Martin and Coward largely worked separately, after opening with Noël's specially written title song "Together with Music" and "Ninety Minutes is a Long, Long Time". Coward shows audiences his rapid-fire recitatives of his own comic songs like Mad Dogs and Englishmen, Uncle Harry, Nina and The party's over now, the latter a duet with Mary Martin, and a medley of some of his more sentimental material. Martin shines on a medley of songs from her stage triumph "South Pacific", and a reprise of Cole Porter's "My Heart Belongs to Daddy." Together at the end, they do a lengthy and somewhat chaotic medley of old favorites. Written by
Did You Know?
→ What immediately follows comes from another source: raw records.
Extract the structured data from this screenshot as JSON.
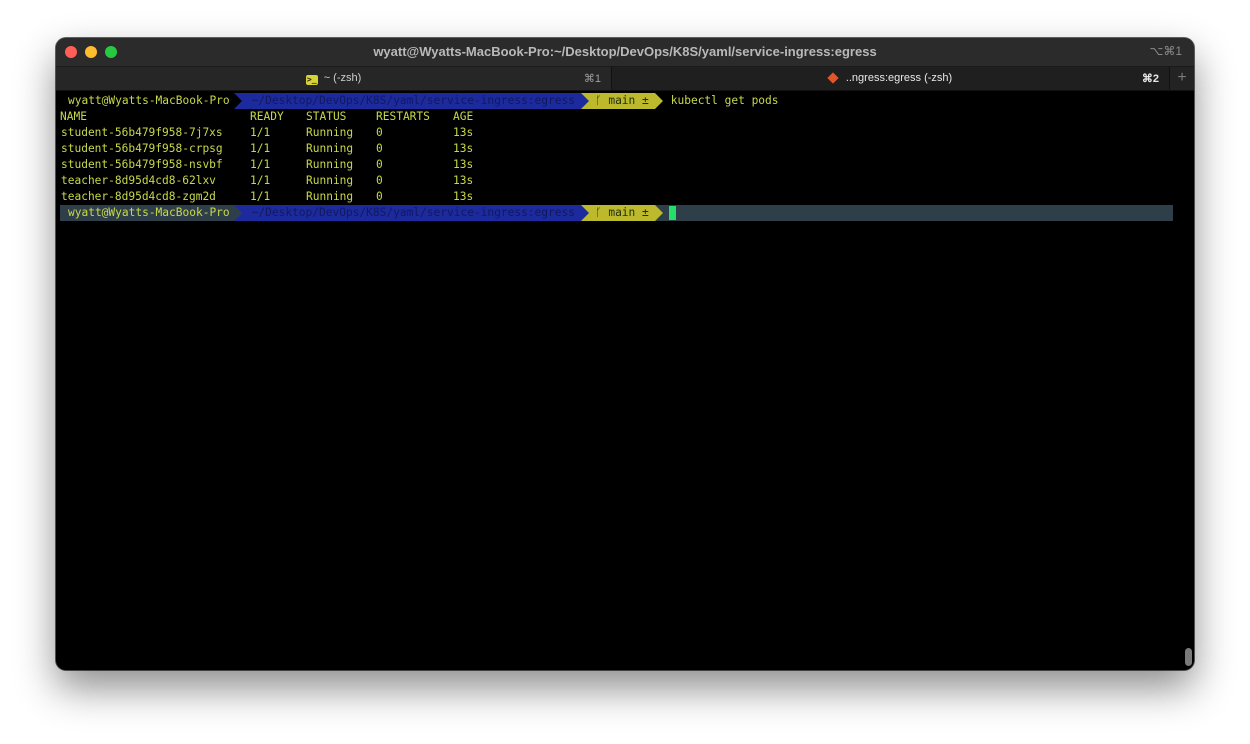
{
  "window": {
    "title": "wyatt@Wyatts-MacBook-Pro:~/Desktop/DevOps/K8S/yaml/service-ingress:egress",
    "title_shortcut": "⌥⌘1"
  },
  "tabs": [
    {
      "label": "~ (-zsh)",
      "shortcut": "⌘1",
      "icon": "terminal-icon"
    },
    {
      "label": "..ngress:egress (-zsh)",
      "shortcut": "⌘2",
      "icon": "git-icon"
    }
  ],
  "new_tab_symbol": "+",
  "prompt": {
    "user": "wyatt@Wyatts-MacBook-Pro",
    "dir": "~/Desktop/DevOps/K8S/yaml/service-ingress:egress",
    "branch_symbol": "ᚴ",
    "branch": "main ±",
    "command": "kubectl get pods"
  },
  "table": {
    "headers": [
      "NAME",
      "READY",
      "STATUS",
      "RESTARTS",
      "AGE"
    ],
    "rows": [
      [
        "student-56b479f958-7j7xs",
        "1/1",
        "Running",
        "0",
        "13s"
      ],
      [
        "student-56b479f958-crpsg",
        "1/1",
        "Running",
        "0",
        "13s"
      ],
      [
        "student-56b479f958-nsvbf",
        "1/1",
        "Running",
        "0",
        "13s"
      ],
      [
        "teacher-8d95d4cd8-62lxv",
        "1/1",
        "Running",
        "0",
        "13s"
      ],
      [
        "teacher-8d95d4cd8-zgm2d",
        "1/1",
        "Running",
        "0",
        "13s"
      ]
    ]
  },
  "colors": {
    "text": "#c8d84a",
    "dir_bg": "#1d2a9e",
    "git_bg": "#bcb92c",
    "cursor": "#22e06a",
    "active_line": "#2f3f4a"
  }
}
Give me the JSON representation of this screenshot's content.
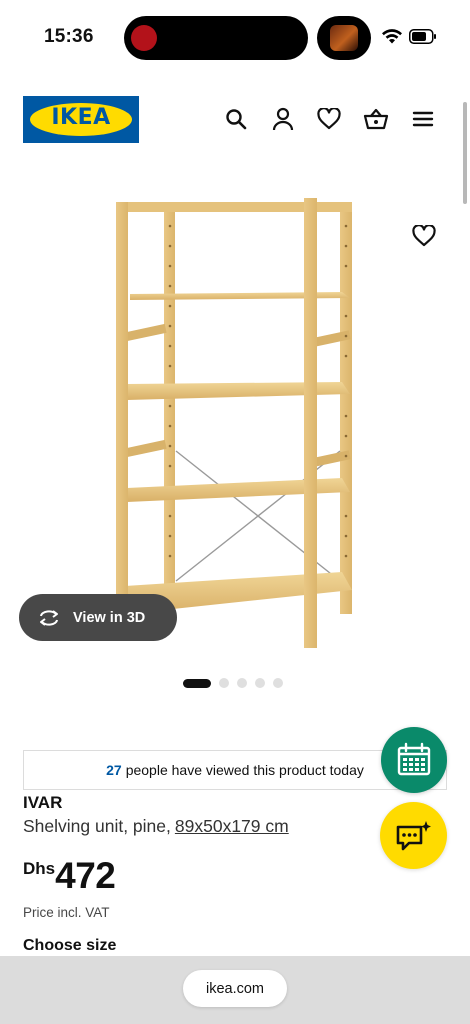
{
  "status_bar": {
    "time": "15:36",
    "icons": [
      "wifi-icon",
      "battery-icon"
    ]
  },
  "header": {
    "logo_text": "IKEA",
    "icons": [
      "search-icon",
      "account-icon",
      "heart-icon",
      "basket-icon",
      "menu-icon"
    ],
    "colors": {
      "brand_blue": "#0058a3",
      "brand_yellow": "#ffdb00"
    }
  },
  "gallery": {
    "view_3d_label": "View in 3D",
    "image_count": 5,
    "active_index": 0
  },
  "views_banner": {
    "count": "27",
    "text": "people have viewed this product today"
  },
  "product": {
    "name": "IVAR",
    "description": "Shelving unit, pine,",
    "dimensions": "89x50x179 cm",
    "currency": "Dhs",
    "price": "472",
    "price_note": "Price incl. VAT",
    "choose_size_label": "Choose size"
  },
  "floating": {
    "calendar_color": "#0a8a6a",
    "chat_color": "#ffdb00"
  },
  "browser": {
    "url": "ikea.com"
  }
}
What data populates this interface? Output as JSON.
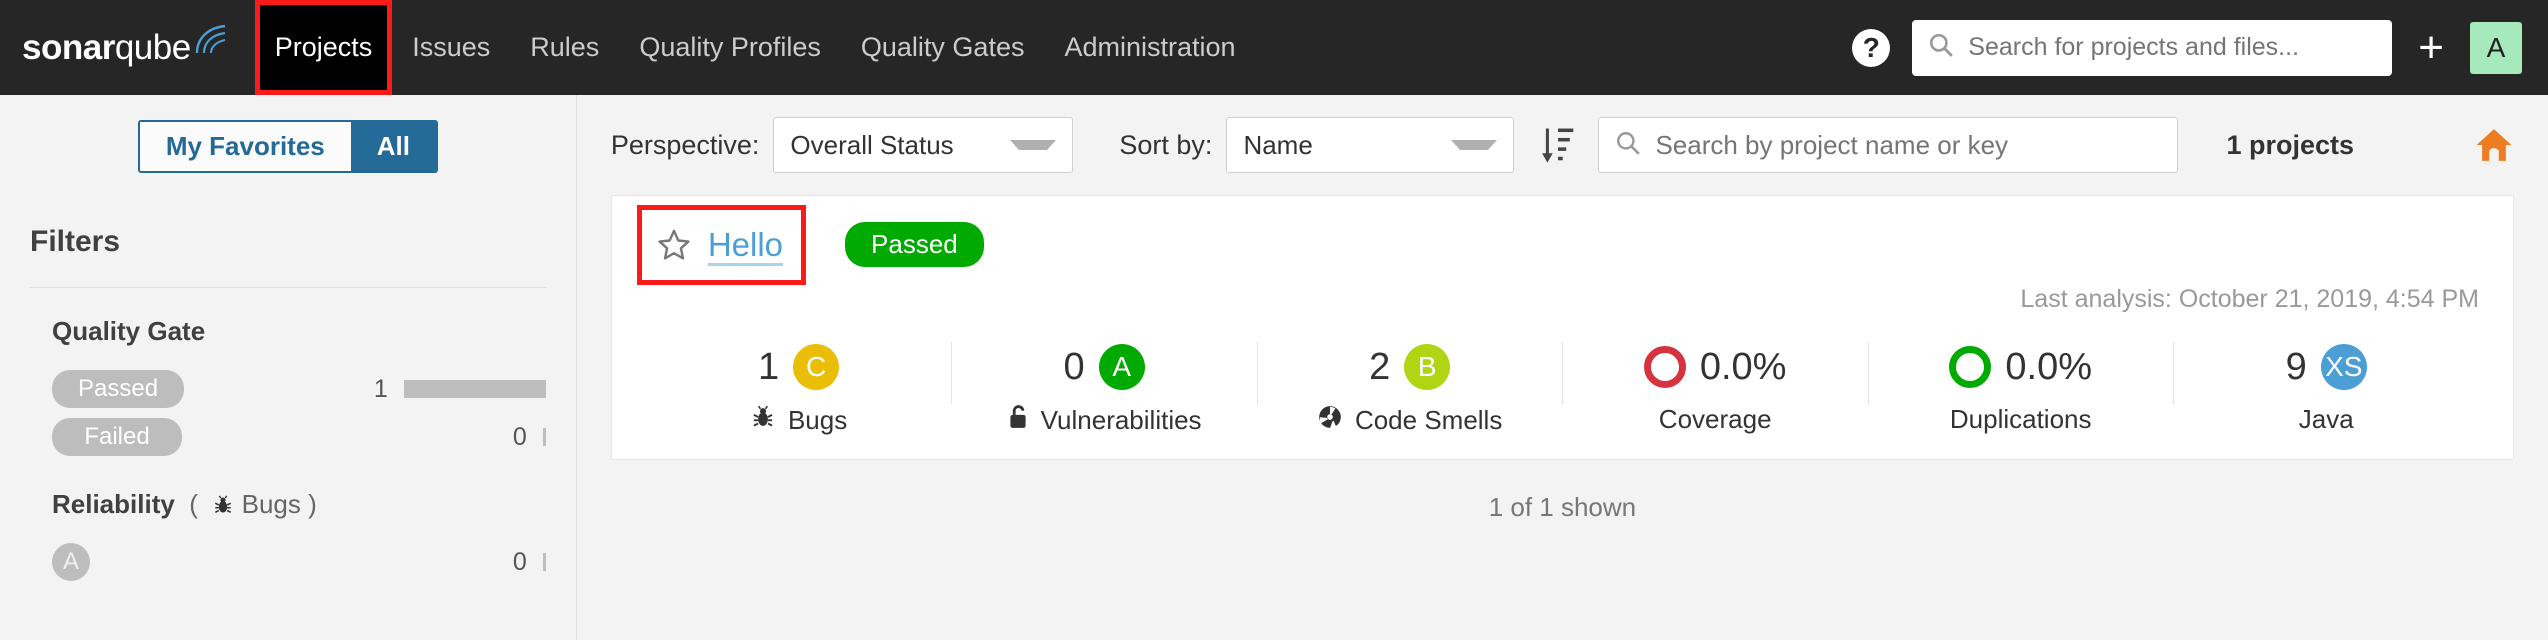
{
  "navbar": {
    "brand": {
      "bold": "sonar",
      "light": "qube"
    },
    "items": [
      {
        "label": "Projects",
        "active": true,
        "highlighted": true
      },
      {
        "label": "Issues",
        "active": false,
        "highlighted": false
      },
      {
        "label": "Rules",
        "active": false,
        "highlighted": false
      },
      {
        "label": "Quality Profiles",
        "active": false,
        "highlighted": false
      },
      {
        "label": "Quality Gates",
        "active": false,
        "highlighted": false
      },
      {
        "label": "Administration",
        "active": false,
        "highlighted": false
      }
    ],
    "help_icon": "help-icon",
    "search": {
      "placeholder": "Search for projects and files...",
      "value": "",
      "icon": "search-icon"
    },
    "plus_icon": "plus-icon",
    "avatar_initial": "A",
    "avatar_color": "#a6e9ba",
    "background_color": "#262626"
  },
  "sidebar": {
    "toggle": {
      "left_label": "My Favorites",
      "right_label": "All",
      "selected": "All",
      "accent_color": "#236a97"
    },
    "filters_title": "Filters",
    "facets": [
      {
        "title": "Quality Gate",
        "subtitle": "",
        "rows": [
          {
            "label": "Passed",
            "type": "pill",
            "count": "1",
            "bar": "full"
          },
          {
            "label": "Failed",
            "type": "pill",
            "count": "0",
            "bar": "empty"
          }
        ]
      },
      {
        "title": "Reliability",
        "subtitle": "( 🐞 Bugs )",
        "rows": [
          {
            "label": "A",
            "type": "circle",
            "count": "0",
            "bar": "empty"
          }
        ]
      }
    ]
  },
  "controls": {
    "perspective_label": "Perspective:",
    "perspective_value": "Overall Status",
    "sortby_label": "Sort by:",
    "sortby_value": "Name",
    "sort_direction_icon": "sort-descending-icon",
    "search": {
      "placeholder": "Search by project name or key",
      "value": "",
      "icon": "search-icon"
    },
    "project_count": "1 projects",
    "home_icon": "home-icon",
    "home_icon_color": "#ed7d20"
  },
  "project": {
    "favorite_icon": "star-outline-icon",
    "name": "Hello",
    "quality_gate": {
      "label": "Passed",
      "color": "#00aa00"
    },
    "last_analysis": "Last analysis: October 21, 2019, 4:54 PM",
    "measures": [
      {
        "value": "1",
        "rating": "C",
        "rating_class": "r-C",
        "icon": "bug-icon",
        "icon_glyph": "🐞",
        "label": "Bugs",
        "kind": "rating"
      },
      {
        "value": "0",
        "rating": "A",
        "rating_class": "r-A",
        "icon": "vulnerability-lock-icon",
        "icon_glyph": "🔓",
        "label": "Vulnerabilities",
        "kind": "rating"
      },
      {
        "value": "2",
        "rating": "B",
        "rating_class": "r-B",
        "icon": "code-smell-icon",
        "icon_glyph": "☢",
        "label": "Code Smells",
        "kind": "rating"
      },
      {
        "value": "0.0%",
        "donut": "red",
        "label": "Coverage",
        "kind": "donut"
      },
      {
        "value": "0.0%",
        "donut": "green",
        "label": "Duplications",
        "kind": "donut"
      },
      {
        "value": "9",
        "rating": "XS",
        "rating_class": "r-XS",
        "label": "Java",
        "kind": "size"
      }
    ]
  },
  "footer": {
    "shown_text": "1 of 1 shown"
  },
  "colors": {
    "rating_a": "#00aa00",
    "rating_b": "#b0d513",
    "rating_c": "#eabe06",
    "size_xs": "#4b9fd5",
    "coverage_red": "#d4333f",
    "link_blue": "#4b9fd5",
    "highlight_red": "#ff1a1a"
  }
}
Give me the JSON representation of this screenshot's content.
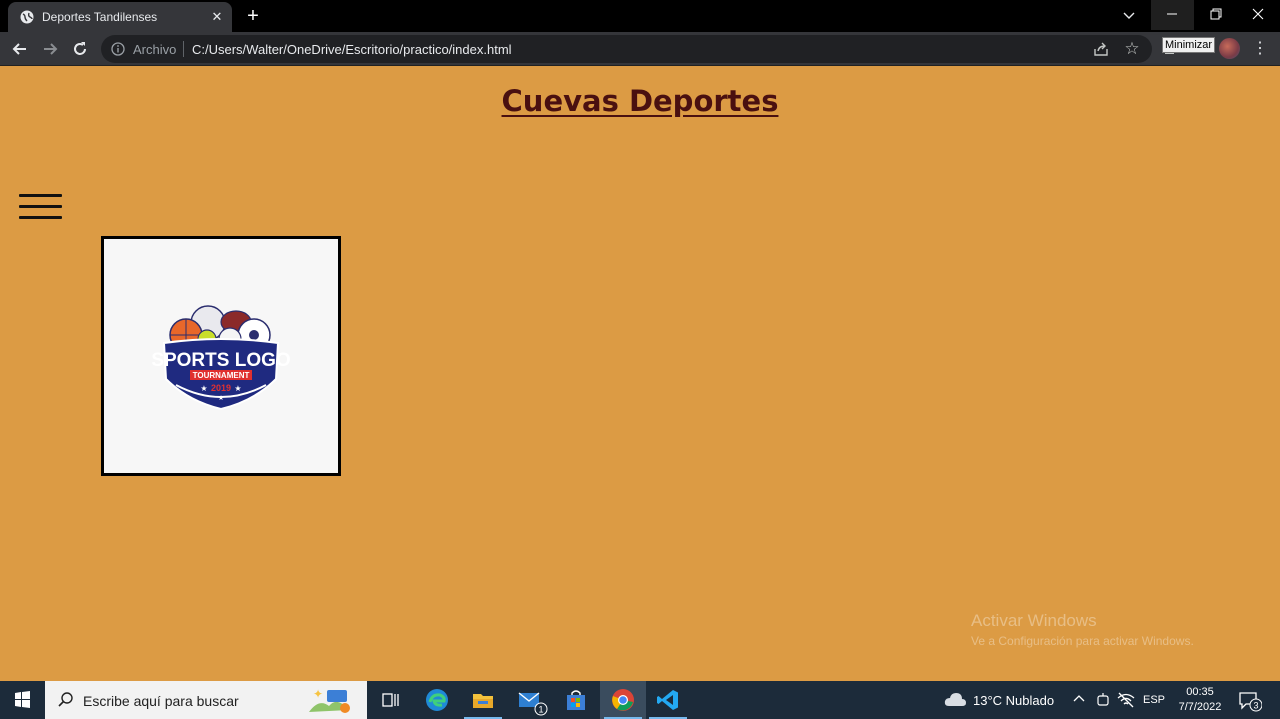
{
  "browser": {
    "tab_title": "Deportes Tandilenses",
    "tab_close_glyph": "✕",
    "new_tab_glyph": "+",
    "address_scheme": "Archivo",
    "address_url": "C:/Users/Walter/OneDrive/Escritorio/practico/index.html",
    "tooltip": "Minimizar",
    "menu_glyph": "⋮",
    "star_glyph": "☆",
    "theme_colors": {
      "tabbar": "#000000",
      "toolbar": "#35363a",
      "omnibox": "#202124"
    }
  },
  "page": {
    "background": "#dc9b44",
    "title": "Cuevas Deportes",
    "title_color": "#4a1010",
    "logo": {
      "main_text": "SPORTS LOGO",
      "ribbon_text": "TOURNAMENT",
      "year": "2019"
    }
  },
  "watermark": {
    "line1": "Activar Windows",
    "line2": "Ve a Configuración para activar Windows."
  },
  "taskbar": {
    "search_placeholder": "Escribe aquí para buscar",
    "weather": "13°C  Nublado",
    "language": "ESP",
    "time": "00:35",
    "date": "7/7/2022",
    "notification_count": "3",
    "mail_badge": "1"
  }
}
Mary Martin's star role as Peter Pan in the Broadway musical "Peter Pan" was a phenomenal success. However, while the production was still performing prior to Broadway, in Los Angeles, a deal was made for the musical to be broadcast on the NBC Television network 90 minute anthology series "Producers' Showcase" that aired every fourth Monday. The musical "Peter Pan" opened on Broadway's Winter Garden Theatre on 20 October 1954, with a limited run of 152 performances, closing 26 February 1955, closed so that it could be broadcast on television, although box office continued to be strong throughout the Broadway run. The aim of the "Producers' Showcase" was to broadcast expensive color spectaculars to promote the new color television system developed by NBC's parent company RCA. On Marh 7, 1955, NBC presented "Peter Pan" live as part of "Producer's Showcase" as the first full-length Broadway production on color TV. The television show attracted a then-record viewing audience of 65 million viewers, the highest ever up to that time for a single television broadcast program. Marry Martin won an EMMY Award for the television production. So well received that the musical was re-staged live for television on 9 January 1956. Both of these broadcasts were produced live and in color, but only black-and-white kine-scope recordings survive.The telecast special followed with rebroadcasts in 1956, and in 1960 with the same stars, production costumes and scenery. The re-staged 1960 telecast had new children in the cast because the original kids had grown to old for their parts. See more
Play, Orchestra, Play
Written by Noël Coward
Performed as part of a medley by Noël Coward See more